Sleep also plays a critical role in allowing the systems of our body to recover and keep us healthy. As a result, a lack of sleep can spill over to affect our minds and bodies in ways that are not always immediately apparent. However, there are indications that insomnia and ongoing sleep disruptions can thus make people more susceptible to other serious health issues including obesity, diabetes, anxiety, and cardiovascular issues.
How Are Insomnias Diagnosed?
Because insomnia often occurs as a consequence of other things, diagnosing it typically starts with a medical history and physical exam. A doctor will want to know about any medications that you’re taking and any other health problems that may be affecting you. The doctor will also likely ask about the details of your sleep problems such as when they started and how often they are affecting you. This may involve tracking your sleep in a sleep journal.
This process is normally sufficient to diagnose insomnia, but if the doctor suggests that there are other health problems that are influencing your sleep, then additional tests may be ordered to conduct a full evaluation.
How Are Insomnias Treated?
There is no one single treatment for insomnia. The treatment usually depends on the reason why a person is experiencing difficulties sleeping. In each case, a doctor will recommend specific steps to try to help you start sleeping soundly. Examples of insomnia treatments include:
- Cognitive Behavioral Therapy for Insomnia (CBT-I): CBT is a type of therapy that is used for many psychological conditions. It is a type of talk therapy that attempts to help a patient understand and address issues like depression or anxiety that might be affecting sleep. CBT-I focuses specifically on this sleep-related aspect. CBT-I usually requires numerous visits with a trained mental health professional, and research has found it to be a highly effective method for many patients.
- Sleep hygiene modification: steps for treating insomnia often incorporate changes to a patient’s routine around sleep. For example, sleep restriction therapy works by standardizing times for going to bed and waking up each day. Other modifications can include reducing screen time, eliminating naps, decreasing noise or light in the bedroom, and similar changes.
- Managing other health conditions: if insomnia is being caused because of an underlying health problem, then one aspect of treatment is to work to eliminate that underlying problem. This can involve medications, physical therapy, or other care that is tailored to the needs of any individual patient.
- Use of medications: there is a wide variety of medication available to try to treat insomnia. Some of these medications are available over-the-counter (OTC) while others require a prescription. Many of the drugs used for insomnia can be habit forming or may have other side effects that make it inadvisable to continue their use for the medium-to-long term.

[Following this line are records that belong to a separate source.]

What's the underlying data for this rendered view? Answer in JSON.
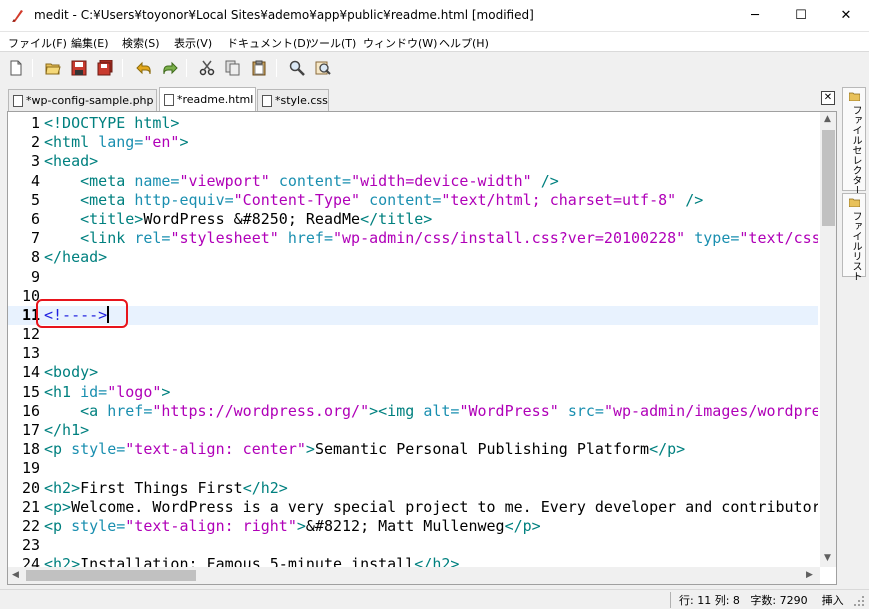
{
  "window": {
    "title": "medit - C:¥Users¥toyonor¥Local Sites¥ademo¥app¥public¥readme.html [modified]",
    "minimize": "─",
    "maximize": "☐",
    "close": "✕"
  },
  "menu": [
    "ファイル(F)",
    "編集(E)",
    "検索(S)",
    "表示(V)",
    "ドキュメント(D)",
    "ツール(T)",
    "ウィンドウ(W)",
    "ヘルプ(H)"
  ],
  "toolbar_icons": [
    "new-icon",
    "open-icon",
    "save-icon",
    "save-all-icon",
    "undo-icon",
    "redo-icon",
    "cut-icon",
    "copy-icon",
    "paste-icon",
    "find-icon",
    "replace-icon"
  ],
  "tabs": [
    {
      "label": "*wp-config-sample.php",
      "active": false
    },
    {
      "label": "*readme.html",
      "active": true
    },
    {
      "label": "*style.css",
      "active": false
    }
  ],
  "tab_close": "✕",
  "side_panels": [
    "ファイルセレクター",
    "ファイルリスト"
  ],
  "editor": {
    "current_line": 11,
    "lines": [
      {
        "n": "1",
        "parts": [
          [
            "tag",
            "<!DOCTYPE html>"
          ]
        ]
      },
      {
        "n": "2",
        "parts": [
          [
            "tag",
            "<html "
          ],
          [
            "attr",
            "lang="
          ],
          [
            "val",
            "\"en\""
          ],
          [
            "tag",
            ">"
          ]
        ]
      },
      {
        "n": "3",
        "parts": [
          [
            "tag",
            "<head>"
          ]
        ]
      },
      {
        "n": "4",
        "parts": [
          [
            "txt",
            "    "
          ],
          [
            "tag",
            "<meta "
          ],
          [
            "attr",
            "name="
          ],
          [
            "val",
            "\"viewport\""
          ],
          [
            "txt",
            " "
          ],
          [
            "attr",
            "content="
          ],
          [
            "val",
            "\"width=device-width\""
          ],
          [
            "tag",
            " />"
          ]
        ]
      },
      {
        "n": "5",
        "parts": [
          [
            "txt",
            "    "
          ],
          [
            "tag",
            "<meta "
          ],
          [
            "attr",
            "http-equiv="
          ],
          [
            "val",
            "\"Content-Type\""
          ],
          [
            "txt",
            " "
          ],
          [
            "attr",
            "content="
          ],
          [
            "val",
            "\"text/html; charset=utf-8\""
          ],
          [
            "tag",
            " />"
          ]
        ]
      },
      {
        "n": "6",
        "parts": [
          [
            "txt",
            "    "
          ],
          [
            "tag",
            "<title>"
          ],
          [
            "txt",
            "WordPress &#8250; ReadMe"
          ],
          [
            "tag",
            "</title>"
          ]
        ]
      },
      {
        "n": "7",
        "parts": [
          [
            "txt",
            "    "
          ],
          [
            "tag",
            "<link "
          ],
          [
            "attr",
            "rel="
          ],
          [
            "val",
            "\"stylesheet\""
          ],
          [
            "txt",
            " "
          ],
          [
            "attr",
            "href="
          ],
          [
            "val",
            "\"wp-admin/css/install.css?ver=20100228\""
          ],
          [
            "txt",
            " "
          ],
          [
            "attr",
            "type="
          ],
          [
            "val",
            "\"text/css\""
          ]
        ]
      },
      {
        "n": "8",
        "parts": [
          [
            "tag",
            "</head>"
          ]
        ]
      },
      {
        "n": "9",
        "parts": []
      },
      {
        "n": "10",
        "parts": []
      },
      {
        "n": "11",
        "parts": [
          [
            "cmt",
            "<!---->"
          ]
        ],
        "caret": true
      },
      {
        "n": "12",
        "parts": []
      },
      {
        "n": "13",
        "parts": []
      },
      {
        "n": "14",
        "parts": [
          [
            "tag",
            "<body>"
          ]
        ]
      },
      {
        "n": "15",
        "parts": [
          [
            "tag",
            "<h1 "
          ],
          [
            "attr",
            "id="
          ],
          [
            "val",
            "\"logo\""
          ],
          [
            "tag",
            ">"
          ]
        ]
      },
      {
        "n": "16",
        "parts": [
          [
            "txt",
            "    "
          ],
          [
            "tag",
            "<a "
          ],
          [
            "attr",
            "href="
          ],
          [
            "val",
            "\"https://wordpress.org/\""
          ],
          [
            "tag",
            "><img "
          ],
          [
            "attr",
            "alt="
          ],
          [
            "val",
            "\"WordPress\""
          ],
          [
            "txt",
            " "
          ],
          [
            "attr",
            "src="
          ],
          [
            "val",
            "\"wp-admin/images/wordpress-logo.png\""
          ]
        ]
      },
      {
        "n": "17",
        "parts": [
          [
            "tag",
            "</h1>"
          ]
        ]
      },
      {
        "n": "18",
        "parts": [
          [
            "tag",
            "<p "
          ],
          [
            "attr",
            "style="
          ],
          [
            "val",
            "\"text-align: center\""
          ],
          [
            "tag",
            ">"
          ],
          [
            "txt",
            "Semantic Personal Publishing Platform"
          ],
          [
            "tag",
            "</p>"
          ]
        ]
      },
      {
        "n": "19",
        "parts": []
      },
      {
        "n": "20",
        "parts": [
          [
            "tag",
            "<h2>"
          ],
          [
            "txt",
            "First Things First"
          ],
          [
            "tag",
            "</h2>"
          ]
        ]
      },
      {
        "n": "21",
        "parts": [
          [
            "tag",
            "<p>"
          ],
          [
            "txt",
            "Welcome. WordPress is a very special project to me. Every developer and contributor"
          ]
        ]
      },
      {
        "n": "22",
        "parts": [
          [
            "tag",
            "<p "
          ],
          [
            "attr",
            "style="
          ],
          [
            "val",
            "\"text-align: right\""
          ],
          [
            "tag",
            ">"
          ],
          [
            "txt",
            "&#8212; Matt Mullenweg"
          ],
          [
            "tag",
            "</p>"
          ]
        ]
      },
      {
        "n": "23",
        "parts": []
      },
      {
        "n": "24",
        "parts": [
          [
            "tag",
            "<h2>"
          ],
          [
            "txt",
            "Installation: Famous 5-minute install"
          ],
          [
            "tag",
            "</h2>"
          ]
        ]
      }
    ]
  },
  "status": {
    "position": "行: 11 列: 8",
    "chars": "字数: 7290",
    "mode": "挿入"
  }
}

As a result, use of medication may be combined with the other treatments mentioned above in order to achieve a more durable remedy for insomnia.
What Medications Are Available for Insomnias?

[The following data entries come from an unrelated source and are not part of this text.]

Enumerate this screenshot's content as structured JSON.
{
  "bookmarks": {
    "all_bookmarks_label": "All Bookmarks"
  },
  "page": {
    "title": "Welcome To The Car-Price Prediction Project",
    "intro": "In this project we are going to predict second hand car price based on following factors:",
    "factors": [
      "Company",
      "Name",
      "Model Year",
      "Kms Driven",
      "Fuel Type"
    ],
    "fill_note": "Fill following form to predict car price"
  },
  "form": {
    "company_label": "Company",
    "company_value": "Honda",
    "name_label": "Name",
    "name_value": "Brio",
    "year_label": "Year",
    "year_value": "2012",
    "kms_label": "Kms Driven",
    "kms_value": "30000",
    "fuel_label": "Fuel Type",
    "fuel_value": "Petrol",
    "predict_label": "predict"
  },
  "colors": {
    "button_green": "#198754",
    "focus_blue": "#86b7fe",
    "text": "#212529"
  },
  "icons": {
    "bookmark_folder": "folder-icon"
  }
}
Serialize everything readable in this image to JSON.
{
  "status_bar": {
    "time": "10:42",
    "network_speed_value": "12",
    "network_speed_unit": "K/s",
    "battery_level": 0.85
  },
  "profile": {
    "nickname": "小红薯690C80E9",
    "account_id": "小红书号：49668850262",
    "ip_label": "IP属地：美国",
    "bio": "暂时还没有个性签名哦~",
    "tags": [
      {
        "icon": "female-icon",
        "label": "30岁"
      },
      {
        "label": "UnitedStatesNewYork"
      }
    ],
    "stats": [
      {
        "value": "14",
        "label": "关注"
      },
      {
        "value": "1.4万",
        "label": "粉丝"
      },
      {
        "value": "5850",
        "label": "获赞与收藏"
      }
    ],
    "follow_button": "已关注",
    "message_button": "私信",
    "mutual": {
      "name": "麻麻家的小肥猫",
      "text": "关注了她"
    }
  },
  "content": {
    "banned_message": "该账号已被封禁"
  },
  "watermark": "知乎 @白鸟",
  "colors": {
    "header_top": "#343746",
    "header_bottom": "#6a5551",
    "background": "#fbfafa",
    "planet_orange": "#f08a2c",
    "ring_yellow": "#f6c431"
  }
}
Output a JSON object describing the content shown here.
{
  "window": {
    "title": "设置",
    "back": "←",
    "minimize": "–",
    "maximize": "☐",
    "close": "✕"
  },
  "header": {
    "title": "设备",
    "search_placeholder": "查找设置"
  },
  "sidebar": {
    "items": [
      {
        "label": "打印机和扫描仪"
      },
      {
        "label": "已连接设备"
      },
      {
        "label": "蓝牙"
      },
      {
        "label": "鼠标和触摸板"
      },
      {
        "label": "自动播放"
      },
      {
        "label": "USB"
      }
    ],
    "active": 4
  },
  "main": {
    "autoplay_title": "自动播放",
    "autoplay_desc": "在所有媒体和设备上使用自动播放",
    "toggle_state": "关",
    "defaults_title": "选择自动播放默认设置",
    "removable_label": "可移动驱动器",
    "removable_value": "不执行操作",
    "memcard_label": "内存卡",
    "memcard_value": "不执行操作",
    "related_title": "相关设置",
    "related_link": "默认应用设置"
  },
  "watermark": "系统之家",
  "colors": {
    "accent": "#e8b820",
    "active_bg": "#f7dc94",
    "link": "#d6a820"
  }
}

There are many different types and classes of medications that are available for treating insomnia. While not an all-inclusive list, most of the most common drugs are listed below.
Triprolidine (Actifed, Actidil, Myidil)
Benzodiazepine receptor agonists
Zolpidem tartrate (Ambien)
Melatonin receptor agonists
Agomelatine (Valdoxan, Thymanax, Melitor)
Orexin receptor antagonists
It is important to talk with a doctor before considering using any medication for insomnia, including those that are sold over-the-counter. A doctor is in the best position to ensure that a medication is appropriate for you and can help review any potential side effects as well as proper dosage and usage.
Please remember that while our guide is thorough and well-researched, it is not a replacement for medical advice. Always consult your doctor or qualified physician with any questions or concerns you have regarding medical conditions, treatments, and advice.